[The data Boundary: Start]

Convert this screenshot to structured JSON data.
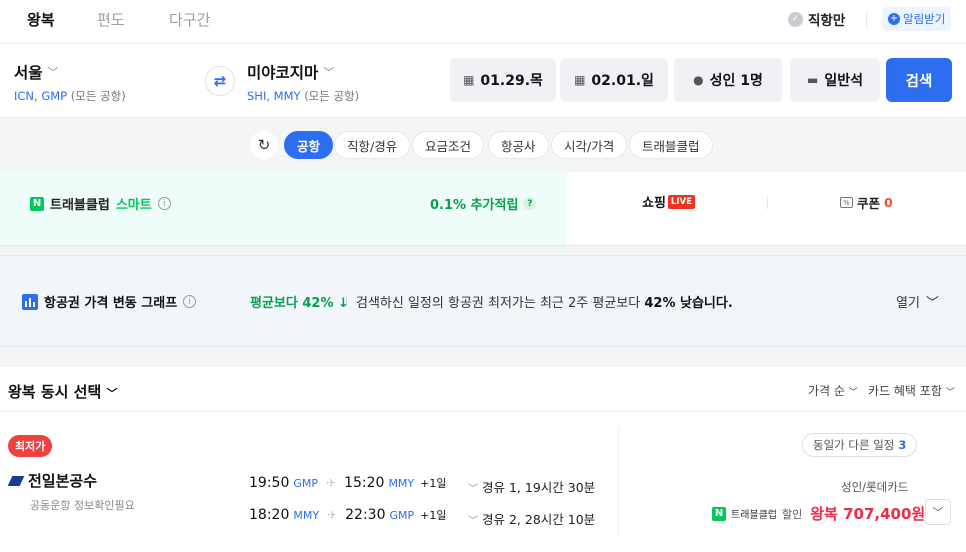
{
  "trip_tabs": [
    "왕복",
    "편도",
    "다구간"
  ],
  "direct_only_label": "직항만",
  "alert_label": "알림받기",
  "origin": {
    "city": "서울",
    "codes": "ICN, GMP",
    "note": "(모든 공항)"
  },
  "destination": {
    "city": "미야코지마",
    "codes": "SHI, MMY",
    "note": "(모든 공항)"
  },
  "depart_date": "01.29.목",
  "return_date": "02.01.일",
  "passengers": "성인 1명",
  "cabin": "일반석",
  "search_label": "검색",
  "filter_chips": [
    "공항",
    "직항/경유",
    "요금조건",
    "항공사",
    "시각/가격",
    "트래블클럽"
  ],
  "club": {
    "name": "트래블클럽",
    "smart": "스마트",
    "accrual": "0.1% 추가적립",
    "shopping": "쇼핑",
    "live": "LIVE",
    "coupon_label": "쿠폰",
    "coupon_count": "0"
  },
  "price_graph": {
    "title": "항공권 가격 변동 그래프",
    "avg_badge": "평균보다 42% ↓",
    "desc_prefix": "검색하신 일정의 항공권 최저가는 최근 2주 평균보다 ",
    "desc_bold": "42% 낮습니다.",
    "open_label": "열기"
  },
  "results": {
    "title": "왕복 동시 선택",
    "sort_label": "가격 순",
    "card_label": "카드 혜택 포함",
    "item": {
      "badge": "최저가",
      "airline": "전일본공수",
      "codeshare": "공동운항 정보확인필요",
      "legs": [
        {
          "dep_time": "19:50",
          "dep_ap": "GMP",
          "arr_time": "15:20",
          "arr_ap": "MMY",
          "plus_day": "+1일",
          "stops": "경유 1, 19시간 30분"
        },
        {
          "dep_time": "18:20",
          "dep_ap": "MMY",
          "arr_time": "22:30",
          "arr_ap": "GMP",
          "plus_day": "+1일",
          "stops": "경유 2, 28시간 10분"
        }
      ],
      "other_schedules_label": "동일가 다른 일정",
      "other_schedules_count": "3",
      "card_name": "성인/롯데카드",
      "club_label": "트래블클럽",
      "discount_label": "할인",
      "price": "왕복 707,400원~"
    }
  }
}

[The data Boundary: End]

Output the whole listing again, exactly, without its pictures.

* _Exercise output_:
Convert this screenshot to structured JSON data.
{
  "trip_tabs": [
    "왕복",
    "편도",
    "다구간"
  ],
  "direct_only_label": "직항만",
  "alert_label": "알림받기",
  "origin": {
    "city": "서울",
    "codes": "ICN, GMP",
    "note": "(모든 공항)"
  },
  "destination": {
    "city": "미야코지마",
    "codes": "SHI, MMY",
    "note": "(모든 공항)"
  },
  "depart_date": "01.29.목",
  "return_date": "02.01.일",
  "passengers": "성인 1명",
  "cabin": "일반석",
  "search_label": "검색",
  "filter_chips": [
    "공항",
    "직항/경유",
    "요금조건",
    "항공사",
    "시각/가격",
    "트래블클럽"
  ],
  "club": {
    "name": "트래블클럽",
    "smart": "스마트",
    "accrual": "0.1% 추가적립",
    "shopping": "쇼핑",
    "live": "LIVE",
    "coupon_label": "쿠폰",
    "coupon_count": "0"
  },
  "price_graph": {
    "title": "항공권 가격 변동 그래프",
    "avg_badge": "평균보다 42% ↓",
    "desc_prefix": "검색하신 일정의 항공권 최저가는 최근 2주 평균보다 ",
    "desc_bold": "42% 낮습니다.",
    "open_label": "열기"
  },
  "results": {
    "title": "왕복 동시 선택",
    "sort_label": "가격 순",
    "card_label": "카드 혜택 포함",
    "item": {
      "badge": "최저가",
      "airline": "전일본공수",
      "codeshare": "공동운항 정보확인필요",
      "legs": [
        {
          "dep_time": "19:50",
          "dep_ap": "GMP",
          "arr_time": "15:20",
          "arr_ap": "MMY",
          "plus_day": "+1일",
          "stops": "경유 1, 19시간 30분"
        },
        {
          "dep_time": "18:20",
          "dep_ap": "MMY",
          "arr_time": "22:30",
          "arr_ap": "GMP",
          "plus_day": "+1일",
          "stops": "경유 2, 28시간 10분"
        }
      ],
      "other_schedules_label": "동일가 다른 일정",
      "other_schedules_count": "3",
      "card_name": "성인/롯데카드",
      "club_label": "트래블클럽",
      "discount_label": "할인",
      "price": "왕복 707,400원~"
    }
  }
}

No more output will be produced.